Because, really, that is all we can do in this crazy world...love each other better, right?

We'll tawk tomorrow,
I love you all,
Terry

Thursday, February 4, 2016

End of life...

Today, in Colorado, the house of representatives is debating an assisted suicide bill.  The talking heads on the radio have been going back and forth about the pros and cons and who has the right to make the decision....etc., etc.

I find this so interesting, of course, because I am in the thick of end of life and what is perceived as suffering and what is suffering.  In nursing school, some 31 years ago, we were taught that pain is whatever the patient says it is.  I believe that suffering is the same way.  Suffering is whatever threshold the person says it is...

I have had the honor of caring for folks in all different settings that are at end of life.  Some people begin suffering when the diagnosis is presented to them because the thought of leaving the earth or having a diagnosis without a cure makes them suffer.  Are they in physical pain?  Sometimes they are not but the mental anguish of what is to come is enough to feel like they are suffering.

The question begs...is it my place in the medical profession to make sure they are really suffering and they really want to die so then they can get the medication they need to end their life?  I guess I don't want that kind of power.  I know that many folks that I begin end of life care with are done...tired and ready to move into another realm.  But, do they want to do it themselves?  Do they want to pick the date and time?  I don't run across many of those folks.  

I do feel that when families are getting the fatigue that comes with caring for a patient that is dying, they would like the choice but I also think that many of them would not take that option should it be offered.

My hospice patients are courageous and well informed.  They are ready to end the treatment and deal with whatever comes their way.  A lot of them want closure...to finish strong and make sure that the ones they love know that they are proud and are going to be fine without them.  They spend time working through life stories and laugh and cry at the next steps.  With many families, the end of life just makes the glue that holds them together unbreakable.  They got through the death of a loved one and the cement of the experience is a painful yet empowering experience.  

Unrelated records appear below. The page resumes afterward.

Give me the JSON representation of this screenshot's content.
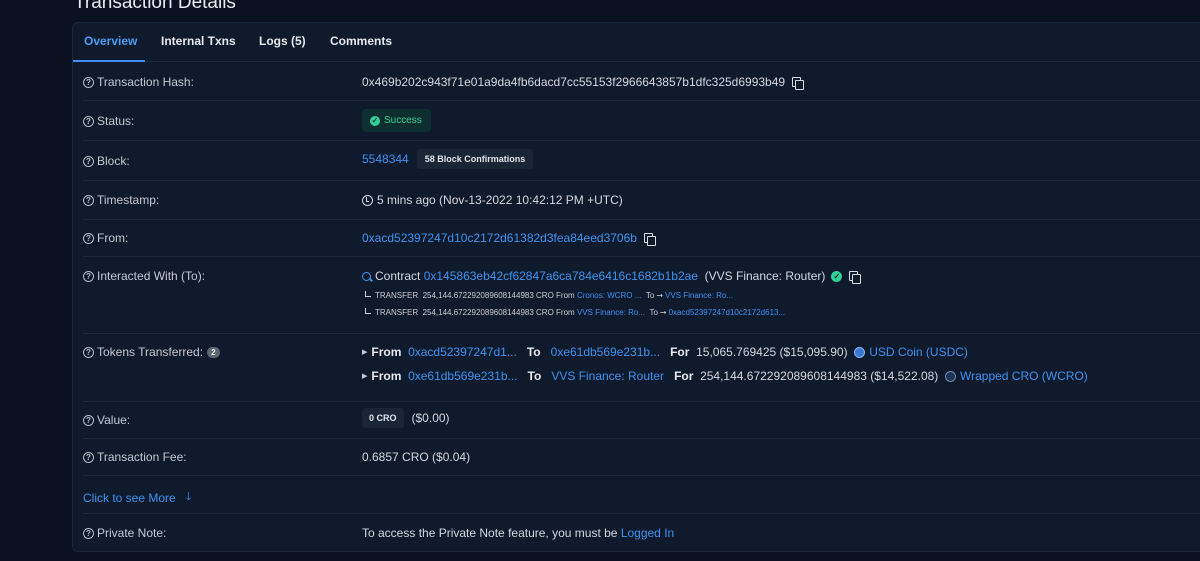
{
  "page": {
    "title": "Transaction Details"
  },
  "tabs": [
    {
      "label": "Overview",
      "active": true
    },
    {
      "label": "Internal Txns"
    },
    {
      "label": "Logs (5)"
    },
    {
      "label": "Comments"
    }
  ],
  "fields": {
    "tx_hash": {
      "label": "Transaction Hash:",
      "value": "0x469b202c943f71e01a9da4fb6dacd7cc55153f2966643857b1dfc325d6993b49"
    },
    "status": {
      "label": "Status:",
      "value": "Success"
    },
    "block": {
      "label": "Block:",
      "number": "5548344",
      "confirmations": "58 Block Confirmations"
    },
    "timestamp": {
      "label": "Timestamp:",
      "value": "5 mins ago (Nov-13-2022 10:42:12 PM +UTC)"
    },
    "from": {
      "label": "From:",
      "value": "0xacd52397247d10c2172d61382d3fea84eed3706b"
    },
    "interacted": {
      "label": "Interacted With (To):",
      "prefix": "Contract",
      "address": "0x145863eb42cf62847a6ca784e6416c1682b1b2ae",
      "name": "(VVS Finance: Router)",
      "transfers": [
        {
          "type": "TRANSFER",
          "amount": "254,144.672292089608144983 CRO",
          "from_label": "From",
          "from": "Cronos: WCRO ...",
          "to_label": "To",
          "to": "VVS Finance: Ro..."
        },
        {
          "type": "TRANSFER",
          "amount": "254,144.672292089608144983 CRO",
          "from_label": "From",
          "from": "VVS Finance: Ro...",
          "to_label": "To",
          "to": "0xacd52397247d10c2172d613..."
        }
      ]
    },
    "tokens": {
      "label": "Tokens Transferred:",
      "count": "2",
      "rows": [
        {
          "from_label": "From",
          "from": "0xacd52397247d1...",
          "to_label": "To",
          "to": "0xe61db569e231b...",
          "for_label": "For",
          "amount": "15,065.769425 ($15,095.90)",
          "token": "USD Coin (USDC)"
        },
        {
          "from_label": "From",
          "from": "0xe61db569e231b...",
          "to_label": "To",
          "to": "VVS Finance: Router",
          "for_label": "For",
          "amount": "254,144.672292089608144983 ($14,522.08)",
          "token": "Wrapped CRO (WCRO)"
        }
      ]
    },
    "value": {
      "label": "Value:",
      "amount": "0 CRO",
      "usd": "($0.00)"
    },
    "fee": {
      "label": "Transaction Fee:",
      "value": "0.6857 CRO ($0.04)"
    },
    "more": {
      "label": "Click to see More",
      "icon": "arrow-down-icon"
    },
    "note": {
      "label": "Private Note:",
      "text": "To access the Private Note feature, you must be",
      "link": "Logged In"
    }
  },
  "colors": {
    "accent": "#3d93ef",
    "success": "#2fd196",
    "background": "#0b1121",
    "card": "#0f1a2d"
  }
}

Still, I have some folks that ask the questions...the ones that begin with, "they don't make animals suffer like this, why do they make humans?"  I don't have an answer but that question opens a dialogue that helps me understand what the person really wants at end of life and gives me clues to help them get there.  Interestingly, if I could say, "well, we can get you a lethal dose of "X" if you want", I am not so sure so many of my patients would take me up on it.  But, I can totally understand wanting it if that is what they want.

So, my personal thoughts are in a jumble about this.  I think about myself and if I was suffering and would I want that option?  I always say I would...but would I take it?  I cannot say for sure.

I do know that there is some profound healing and learning about the deep love of families that happens around caring for a dying person.  But, sometimes, it is the most difficult and hurtful times for families that were fractured before the person became ill and that time is filled with fights and yelling and deep anger.  Thankfully, I don't see that too much but I would be lying if I didn't say it happens.  So in those situations, if the dying person could take a lethal dose of something...would that make the fracture of the family and deep anger go away?  I don't know...

Illness, terminal diagnosis and end of life times are the most difficult things a human can go through.  To know that the end is near when you would rather stay is daunting.  Some people can look at all of it as a part of life and live day to day while others cannot get to that peaceful place.  I can understand both and hope that if and when the bill gets passed, it is clear and gives the power to the patient...so that the wishes can be honored and understood clearly...and it is not up to anyone else.

Food for thought...
We'll tawk tomorrow,
I love you all,
Terry